Locate all lines in the data below that hold "Unhide" and show them.
________________________
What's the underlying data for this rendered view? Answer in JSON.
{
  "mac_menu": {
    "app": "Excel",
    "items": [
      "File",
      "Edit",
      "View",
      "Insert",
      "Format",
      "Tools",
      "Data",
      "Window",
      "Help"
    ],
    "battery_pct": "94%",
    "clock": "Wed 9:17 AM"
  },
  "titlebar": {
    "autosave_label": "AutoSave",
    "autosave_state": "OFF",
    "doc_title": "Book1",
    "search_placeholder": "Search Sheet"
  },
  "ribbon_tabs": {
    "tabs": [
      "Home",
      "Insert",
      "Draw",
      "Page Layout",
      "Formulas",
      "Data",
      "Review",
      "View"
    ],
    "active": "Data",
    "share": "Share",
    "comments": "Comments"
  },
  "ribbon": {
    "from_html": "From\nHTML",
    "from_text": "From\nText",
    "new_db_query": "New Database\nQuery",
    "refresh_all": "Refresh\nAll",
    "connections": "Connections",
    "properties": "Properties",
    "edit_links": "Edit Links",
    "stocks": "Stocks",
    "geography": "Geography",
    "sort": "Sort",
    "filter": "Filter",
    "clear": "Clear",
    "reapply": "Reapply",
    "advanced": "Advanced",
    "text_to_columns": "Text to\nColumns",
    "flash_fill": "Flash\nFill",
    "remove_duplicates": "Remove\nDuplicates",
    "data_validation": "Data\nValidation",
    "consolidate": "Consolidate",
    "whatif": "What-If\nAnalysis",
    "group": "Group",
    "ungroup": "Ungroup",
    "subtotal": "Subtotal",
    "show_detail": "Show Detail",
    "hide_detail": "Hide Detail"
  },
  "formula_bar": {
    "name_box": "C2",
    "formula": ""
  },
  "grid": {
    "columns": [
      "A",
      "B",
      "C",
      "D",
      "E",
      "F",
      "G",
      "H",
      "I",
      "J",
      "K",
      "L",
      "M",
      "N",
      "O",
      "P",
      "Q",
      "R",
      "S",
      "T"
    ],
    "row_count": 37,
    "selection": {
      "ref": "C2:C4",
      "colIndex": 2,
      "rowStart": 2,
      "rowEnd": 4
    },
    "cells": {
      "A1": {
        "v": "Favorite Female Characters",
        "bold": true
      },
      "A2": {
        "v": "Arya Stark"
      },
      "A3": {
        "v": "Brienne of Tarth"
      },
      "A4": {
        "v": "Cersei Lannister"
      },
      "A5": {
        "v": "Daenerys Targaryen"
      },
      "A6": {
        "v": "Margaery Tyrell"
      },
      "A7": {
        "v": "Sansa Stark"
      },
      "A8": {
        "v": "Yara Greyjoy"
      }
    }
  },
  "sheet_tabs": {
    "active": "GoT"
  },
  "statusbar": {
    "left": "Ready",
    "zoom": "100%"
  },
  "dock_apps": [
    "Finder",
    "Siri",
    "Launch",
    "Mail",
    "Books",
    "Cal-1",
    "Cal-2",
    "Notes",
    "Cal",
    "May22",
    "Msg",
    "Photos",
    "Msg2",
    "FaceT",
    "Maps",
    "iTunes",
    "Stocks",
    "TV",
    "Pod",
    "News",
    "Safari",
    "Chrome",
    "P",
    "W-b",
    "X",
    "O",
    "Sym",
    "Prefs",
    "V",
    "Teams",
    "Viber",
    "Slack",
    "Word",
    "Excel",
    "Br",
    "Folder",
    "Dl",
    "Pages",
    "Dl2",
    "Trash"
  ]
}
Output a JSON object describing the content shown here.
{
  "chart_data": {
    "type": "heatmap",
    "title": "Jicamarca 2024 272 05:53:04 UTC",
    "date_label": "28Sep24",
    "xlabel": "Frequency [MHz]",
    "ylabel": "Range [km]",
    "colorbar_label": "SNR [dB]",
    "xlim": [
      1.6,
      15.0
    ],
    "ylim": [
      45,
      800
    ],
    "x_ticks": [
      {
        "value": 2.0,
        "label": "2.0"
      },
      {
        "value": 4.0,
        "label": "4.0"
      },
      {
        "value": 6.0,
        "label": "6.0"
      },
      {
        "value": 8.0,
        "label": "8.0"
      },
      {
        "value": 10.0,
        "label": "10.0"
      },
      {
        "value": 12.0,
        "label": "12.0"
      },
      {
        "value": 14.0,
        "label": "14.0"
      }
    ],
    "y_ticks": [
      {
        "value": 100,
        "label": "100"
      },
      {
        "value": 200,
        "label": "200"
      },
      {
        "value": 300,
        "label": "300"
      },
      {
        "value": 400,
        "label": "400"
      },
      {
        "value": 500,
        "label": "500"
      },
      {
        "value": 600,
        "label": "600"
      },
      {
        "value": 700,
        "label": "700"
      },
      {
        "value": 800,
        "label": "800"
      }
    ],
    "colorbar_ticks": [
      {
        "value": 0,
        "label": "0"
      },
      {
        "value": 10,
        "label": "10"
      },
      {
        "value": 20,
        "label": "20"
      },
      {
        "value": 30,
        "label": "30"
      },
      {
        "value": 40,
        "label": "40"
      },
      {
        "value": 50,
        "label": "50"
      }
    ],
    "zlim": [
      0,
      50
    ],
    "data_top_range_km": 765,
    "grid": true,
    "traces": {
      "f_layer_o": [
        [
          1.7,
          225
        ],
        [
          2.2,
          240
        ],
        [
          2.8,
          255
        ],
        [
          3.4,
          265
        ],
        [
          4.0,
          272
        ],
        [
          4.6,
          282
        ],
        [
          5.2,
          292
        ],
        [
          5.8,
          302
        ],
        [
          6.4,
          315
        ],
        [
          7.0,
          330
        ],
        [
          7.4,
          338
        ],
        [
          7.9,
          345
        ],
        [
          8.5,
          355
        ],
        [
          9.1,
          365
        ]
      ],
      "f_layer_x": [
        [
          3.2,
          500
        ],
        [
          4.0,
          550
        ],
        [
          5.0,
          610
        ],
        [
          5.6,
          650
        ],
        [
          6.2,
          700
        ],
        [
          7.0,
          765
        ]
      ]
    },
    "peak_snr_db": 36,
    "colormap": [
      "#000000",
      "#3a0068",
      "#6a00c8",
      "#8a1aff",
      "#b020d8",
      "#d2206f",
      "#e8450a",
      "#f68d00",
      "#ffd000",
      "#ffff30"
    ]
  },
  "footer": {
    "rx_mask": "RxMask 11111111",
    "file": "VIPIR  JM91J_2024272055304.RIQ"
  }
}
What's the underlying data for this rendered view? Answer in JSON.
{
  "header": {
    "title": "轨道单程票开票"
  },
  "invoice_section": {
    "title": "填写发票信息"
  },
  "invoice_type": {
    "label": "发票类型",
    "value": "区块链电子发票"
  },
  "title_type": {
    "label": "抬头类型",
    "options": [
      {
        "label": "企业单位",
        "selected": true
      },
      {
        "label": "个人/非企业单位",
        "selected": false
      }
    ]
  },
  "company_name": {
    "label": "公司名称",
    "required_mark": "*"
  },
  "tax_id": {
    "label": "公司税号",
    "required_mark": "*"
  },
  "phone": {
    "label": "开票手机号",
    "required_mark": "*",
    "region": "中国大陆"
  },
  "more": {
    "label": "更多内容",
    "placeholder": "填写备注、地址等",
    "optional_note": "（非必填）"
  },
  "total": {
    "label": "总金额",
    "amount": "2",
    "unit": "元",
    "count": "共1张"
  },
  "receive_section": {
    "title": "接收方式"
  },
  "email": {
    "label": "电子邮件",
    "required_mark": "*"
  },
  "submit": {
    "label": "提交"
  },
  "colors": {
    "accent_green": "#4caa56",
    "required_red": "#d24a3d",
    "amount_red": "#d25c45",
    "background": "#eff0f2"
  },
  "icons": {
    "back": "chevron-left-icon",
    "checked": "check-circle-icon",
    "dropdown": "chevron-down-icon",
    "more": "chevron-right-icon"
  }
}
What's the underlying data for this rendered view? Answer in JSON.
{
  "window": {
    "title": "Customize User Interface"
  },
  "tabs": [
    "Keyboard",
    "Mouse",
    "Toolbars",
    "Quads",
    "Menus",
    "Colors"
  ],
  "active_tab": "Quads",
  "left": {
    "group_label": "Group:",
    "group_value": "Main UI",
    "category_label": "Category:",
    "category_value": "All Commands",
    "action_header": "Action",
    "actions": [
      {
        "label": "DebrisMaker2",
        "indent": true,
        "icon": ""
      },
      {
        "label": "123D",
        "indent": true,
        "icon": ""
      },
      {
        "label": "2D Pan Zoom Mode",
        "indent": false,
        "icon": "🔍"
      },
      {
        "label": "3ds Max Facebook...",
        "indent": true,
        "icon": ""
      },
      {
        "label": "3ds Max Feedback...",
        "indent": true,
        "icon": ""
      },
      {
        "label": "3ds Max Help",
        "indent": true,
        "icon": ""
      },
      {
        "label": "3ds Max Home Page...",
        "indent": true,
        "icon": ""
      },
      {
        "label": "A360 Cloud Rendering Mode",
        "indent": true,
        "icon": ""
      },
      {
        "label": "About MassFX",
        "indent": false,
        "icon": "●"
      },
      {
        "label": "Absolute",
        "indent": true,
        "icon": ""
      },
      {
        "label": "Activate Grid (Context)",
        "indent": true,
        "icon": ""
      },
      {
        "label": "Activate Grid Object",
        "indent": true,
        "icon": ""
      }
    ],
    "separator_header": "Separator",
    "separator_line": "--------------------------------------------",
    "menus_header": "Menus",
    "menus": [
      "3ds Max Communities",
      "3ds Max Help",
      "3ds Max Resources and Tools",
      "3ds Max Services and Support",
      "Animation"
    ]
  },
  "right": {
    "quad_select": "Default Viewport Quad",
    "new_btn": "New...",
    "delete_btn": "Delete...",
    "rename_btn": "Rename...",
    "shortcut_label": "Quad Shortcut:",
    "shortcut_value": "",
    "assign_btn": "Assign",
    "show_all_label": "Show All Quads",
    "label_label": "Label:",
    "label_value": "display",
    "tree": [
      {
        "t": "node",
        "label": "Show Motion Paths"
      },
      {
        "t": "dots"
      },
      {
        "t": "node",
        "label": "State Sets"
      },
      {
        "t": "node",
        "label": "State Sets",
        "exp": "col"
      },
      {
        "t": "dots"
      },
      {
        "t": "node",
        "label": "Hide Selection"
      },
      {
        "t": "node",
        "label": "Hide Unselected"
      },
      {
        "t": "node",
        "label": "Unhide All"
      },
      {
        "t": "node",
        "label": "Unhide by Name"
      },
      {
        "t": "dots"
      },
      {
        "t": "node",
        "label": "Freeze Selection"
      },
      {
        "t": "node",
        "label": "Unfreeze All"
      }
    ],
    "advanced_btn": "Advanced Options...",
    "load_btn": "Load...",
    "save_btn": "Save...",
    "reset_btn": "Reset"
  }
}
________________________
◆ **Final answer**
        "label": "Unhide All"
        "label": "Unhide by Name"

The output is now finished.